Arthur Aston Luce
No preview available - 2009
Bergson's Doctrine of Intuition; The Donnellan Lectures for 1921
Arthur Aston Luce
No preview available - 2015
A. A. LUCE abstract Afferent nerves aphasia argument auditory Bergson argues Bergson thinks Bergsonian theory bodily mechanism brain causality cause cerebral cerebrum conception concrete perception conscious cosmic determinist distinction doctrine duration elan elan vital elements evolution evolutionary experience external fact faculty feel free-will freedom gives habit memory human Hymenoptera Ibid impulse instant instinct intellect intelligence intuitionist J. S. Mill knowledge living material matter mental metaphysic method of intuition mind and body MONOPHYSITISM movement nascent actions nature nerve nervous system objects optic nerve Organ of Corti organism ourselves past perceive personal existence philosophy possible preformed present psychic Psychology pure perception purposes question reality recognise retina says Bergson seems sense space sphere spontaneous memory tabula rasa Teleology tendency terrestrial things thinker thought tion Trinity College truth universe visual perception vital voluntary memory whole

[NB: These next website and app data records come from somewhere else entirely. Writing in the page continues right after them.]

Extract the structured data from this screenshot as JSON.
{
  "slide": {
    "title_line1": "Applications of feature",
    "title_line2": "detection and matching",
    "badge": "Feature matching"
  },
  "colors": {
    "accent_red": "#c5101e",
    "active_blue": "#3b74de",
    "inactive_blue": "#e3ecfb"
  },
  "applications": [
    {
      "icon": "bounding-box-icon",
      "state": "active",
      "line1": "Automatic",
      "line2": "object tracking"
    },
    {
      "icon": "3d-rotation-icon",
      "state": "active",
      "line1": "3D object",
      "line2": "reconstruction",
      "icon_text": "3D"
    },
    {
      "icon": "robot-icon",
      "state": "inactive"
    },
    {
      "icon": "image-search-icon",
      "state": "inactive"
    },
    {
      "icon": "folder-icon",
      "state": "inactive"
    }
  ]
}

Page 42 - The state of the whole universe at any instant, we believe to be the consequence of its state at the previous instant; insomuch that one who knew all the agents which exist at the present moment, their collocation in space, and all their properties, in other words, the laws of their agency, could predict the whole subsequent history of the universe...
Page 113 - Nevertheless, it is necessary to remember that there is a wider Teleology which is not touched by the doctrine of Evolution, but is actually based upon the fundamental proposition of Evolution. That proposition is, that the whole world, living and not living, is the result of the mutual interaction according to definite laws of the forces possessed by the molecules, of which the primitive nebulosity of the universe was composed.

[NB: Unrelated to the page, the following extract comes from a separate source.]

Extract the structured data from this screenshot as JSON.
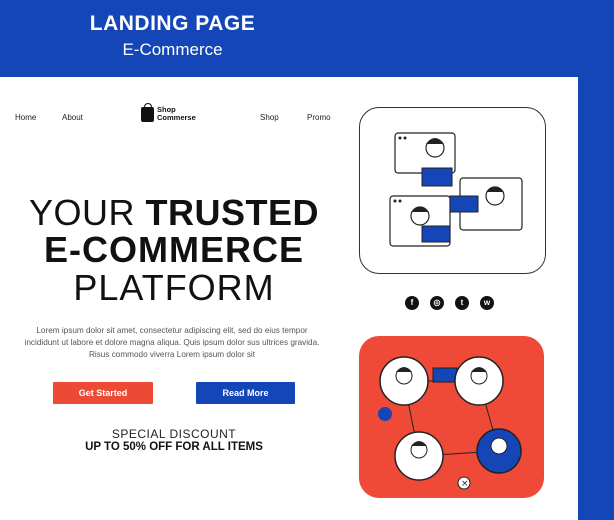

Page 113 - Laplace's hopeful conclusion that an intelligence which knew at one moment of time 'all the forces by which nature is animated, and the respective positions of the entities which compose it .... would embrace in the same formula the movements of the largest bodies in the universe and those of the lightest atom: nothing would be uncertain for it, and the future like the past, would be present to its eyes.
Page 113 - If the fundamental proposition of evolution is true, that the entire world, living and not living, is the result of the mutual interaction, according to definite laws, of the forces possessed by the molecules of which the primitive nebulosity of the universe was composed, it is no less certain that the existing world lay, potentially, in the cosmic vapour...
Page 52 - To be conscious of Free-will, must mean to be conscious, before I have decided, that I am able to decide either way ; exception may be taken in limine to the use of the word consciousness in such an application. Consciousness tells me what I do or feel. But what I am able to do, is not a subject of consciousness. Consciousness is not prophetic ; wo are conscious of what is, not of what will or can be.
Page 122 - Toute œuvre humaine qui renferme une part d'invention, tout acte volontaire qui renferme une part de liberté, tout mouvement d'un organisme qui manifeste de la spontanéité, apporte quelque chose de nouveau dans le monde.
Page 72 - ... and foreshortened in various ways are images of minds. The idea of nature and the idea of consciousness are two apperceptions or syntheses of the same stuff of experience. The two worlds thus become substantially identical, continuous, and superposable; each can merge insensibly into the other. 'To perceive all the influences of all the points of all bodies would be to sink to the condition of a material object...
Page 100 - When we put back our being into our will, and our will itself into the impulsion it prolongs, we understand, we feel, that reality is a perpetual growth, a creation pursued without end. Our will already performs this miracle.
Page 97 - Bergsonian theory thus supports idealism in making mind the predominant partner in our psycho-physical being. It is realist too. For according to it real persons really perceive a real world.